John Hancock commissioned this portrait of Washington in gratitude for his victory at Boston

In Boston, General Washington and the nascent Continental Army had forced the evacuation of the British from their nearly year-old stranglehold on the city (17-Mar-1776). In Braintree, Massachusetts, Abigail Adams wrote to her husband — John Adams, steeped in committee work and behind-the-scenes politicking in Philadelphia — I long to hear that you have declared an independency … (31-Mar-1776). On that same day Jefferson tersely records that his mother died at eight o'clock this morning, in the 57th year of age, after which he experienced the most severe migraine of his life. It continued for days, incapacitating him from sunrise to sunset.

On 13 April he turned 33.

Jefferson at 43, while in London — the earliest-known image

Clearly retrenching from political engagement, as he would periodically do throughout his life, there is no clear picture of what Jefferson was up to. He was concerned about his fragile wife, Martha. He had a complicated relationship with his mother. Yet it seems that this outer-directed man curled up within himself and reached out to no one (except, perhaps, privately, without record). Fawn M. Brodie speculates in her psychological biography, Thomas Jefferson: An Intimate History (1974), that for Jefferson this was a period of obscure but intense personal conflict which had included real, if temporary, abandonment of the revolutionary scene. And that given the burst of creative activity that followed, it is difficult to avoid the conclusion that his mother’s death had been in a most critical respect not so much a loss as a liberation.

Declaration House, recreation of the building where Jefferson roomed
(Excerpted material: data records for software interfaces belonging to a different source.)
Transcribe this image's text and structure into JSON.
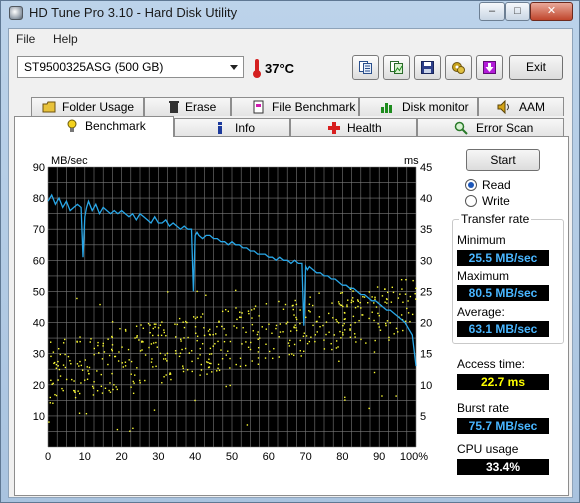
{
  "window": {
    "title": "HD Tune Pro 3.10 - Hard Disk Utility",
    "controls": {
      "minimize": "–",
      "maximize": "□",
      "close": "✕"
    }
  },
  "menu": {
    "file": "File",
    "help": "Help"
  },
  "toolbar": {
    "drive": "ST9500325ASG (500 GB)",
    "temperature": "37°C",
    "buttons": [
      "copy-text-icon",
      "copy-screenshot-icon",
      "save-icon",
      "options-icon",
      "download-icon"
    ],
    "exit_label": "Exit"
  },
  "tabs": {
    "row1": [
      "Folder Usage",
      "Erase",
      "File Benchmark",
      "Disk monitor",
      "AAM"
    ],
    "row2": [
      "Benchmark",
      "Info",
      "Health",
      "Error Scan"
    ],
    "active": "Benchmark"
  },
  "benchmark": {
    "start_label": "Start",
    "mode_read": "Read",
    "mode_write": "Write",
    "selected_mode": "Read",
    "transfer_rate_title": "Transfer rate",
    "minimum_label": "Minimum",
    "minimum_value": "25.5 MB/sec",
    "maximum_label": "Maximum",
    "maximum_value": "80.5 MB/sec",
    "average_label": "Average:",
    "average_value": "63.1 MB/sec",
    "access_time_label": "Access time:",
    "access_time_value": "22.7 ms",
    "burst_rate_label": "Burst rate",
    "burst_rate_value": "75.7 MB/sec",
    "cpu_usage_label": "CPU usage",
    "cpu_usage_value": "33.4%"
  },
  "colors": {
    "plot_bg": "#000000",
    "grid": "#7a7a7a",
    "transfer_line": "#29a7e8",
    "access_dots": "#ffff33"
  },
  "chart_data": {
    "type": "line",
    "ylabel_left": "MB/sec",
    "ylabel_right": "ms",
    "y_left_ticks": [
      "90",
      "80",
      "70",
      "60",
      "50",
      "40",
      "30",
      "20",
      "10"
    ],
    "y_right_ticks": [
      "45",
      "40",
      "35",
      "30",
      "25",
      "20",
      "15",
      "10",
      "5"
    ],
    "x_ticks": [
      "0",
      "10",
      "20",
      "30",
      "40",
      "50",
      "60",
      "70",
      "80",
      "90",
      "100%"
    ],
    "ylim_left": [
      0,
      90
    ],
    "ylim_right": [
      0,
      45
    ],
    "xlim": [
      0,
      100
    ],
    "grid": true,
    "series": [
      {
        "axis": "left",
        "x": [
          0,
          1,
          2,
          3,
          4,
          5,
          6,
          7,
          8,
          9,
          9.5,
          10,
          10.5,
          11,
          12,
          13,
          14,
          15,
          16,
          17,
          18,
          19,
          20,
          21,
          22,
          23,
          24,
          25,
          26,
          27,
          28,
          29,
          30,
          31,
          32,
          33,
          34,
          35,
          36,
          37,
          38,
          39,
          39.5,
          40,
          40.5,
          41,
          42,
          43,
          44,
          45,
          46,
          47,
          48,
          49,
          50,
          51,
          52,
          53,
          54,
          55,
          56,
          57,
          58,
          59,
          60,
          61,
          62,
          63,
          64,
          65,
          66,
          67,
          68,
          69,
          69.5,
          70,
          70.5,
          71,
          72,
          73,
          74,
          75,
          76,
          77,
          78,
          79,
          80,
          81,
          82,
          83,
          84,
          85,
          86,
          87,
          88,
          89,
          90,
          91,
          92,
          93,
          94,
          95,
          96,
          97,
          98,
          99,
          100
        ],
        "y": [
          79,
          81,
          78,
          80,
          77,
          79,
          76,
          77,
          78,
          77,
          61,
          74,
          77,
          79,
          76,
          78,
          75,
          77,
          76,
          75,
          76,
          75,
          76,
          75,
          74,
          75,
          73,
          75,
          74,
          73,
          72,
          74,
          72,
          72,
          73,
          71,
          72,
          71,
          70,
          71,
          70,
          70,
          50,
          68,
          69,
          68,
          67,
          68,
          68,
          67,
          67,
          66,
          66,
          65,
          66,
          65,
          65,
          64,
          64,
          63,
          63,
          62,
          62,
          62,
          61,
          61,
          60,
          61,
          60,
          60,
          59,
          60,
          59,
          59,
          39,
          58,
          57,
          58,
          57,
          56,
          56,
          55,
          55,
          54,
          54,
          53,
          52,
          52,
          51,
          51,
          50,
          49,
          49,
          48,
          47,
          47,
          46,
          45,
          44,
          44,
          43,
          42,
          41,
          40,
          38,
          36,
          26
        ]
      }
    ],
    "access_time_scatter": {
      "axis": "right",
      "approx_range_ms": [
        5,
        27
      ],
      "trend": "increases with position from ~12 ms at 0% to ~23 ms at 100%"
    }
  }
}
Jefferson finally returned to Philadelphia on 14 May 1776. The following day Virginia voted for its delegates in Continental Congress to introduce a motion for independence. Jefferson wrote to a friend (17-May-1776), I have been so long out of the political world that I am almost a new man in it.

During the next six weeks, while attending Congress and performing additional duties on committee, Jefferson drafted a constitution for the new state of Virginia; and wrote, edited, and prepared a final draft of the Declaration of Independence for Congress (28-Jun-1776).

part 1  |  part 2  |  part 3

JDN|4-Jul-2014

That Boston Paul Revere knew is so completely gone, it is almost useless to hunt for it. The cutting-down of of hills and building-out of new land has gone on for a century and a half. When in 1756 his artillery train trundled into Boston, they entered over ‘The Neck.’ It was the only land approach to the town. On his right was Roxbury Harbor, to his left the Back Bay, and for a mile he followed an ill-paved, desolate cart path over mudflats. The first sign of civilization was the gallows and around it the graves of criminals and suicides marked with heaps of stone.

Esther Forbes
Paul Revere & The World He Lived In (1942)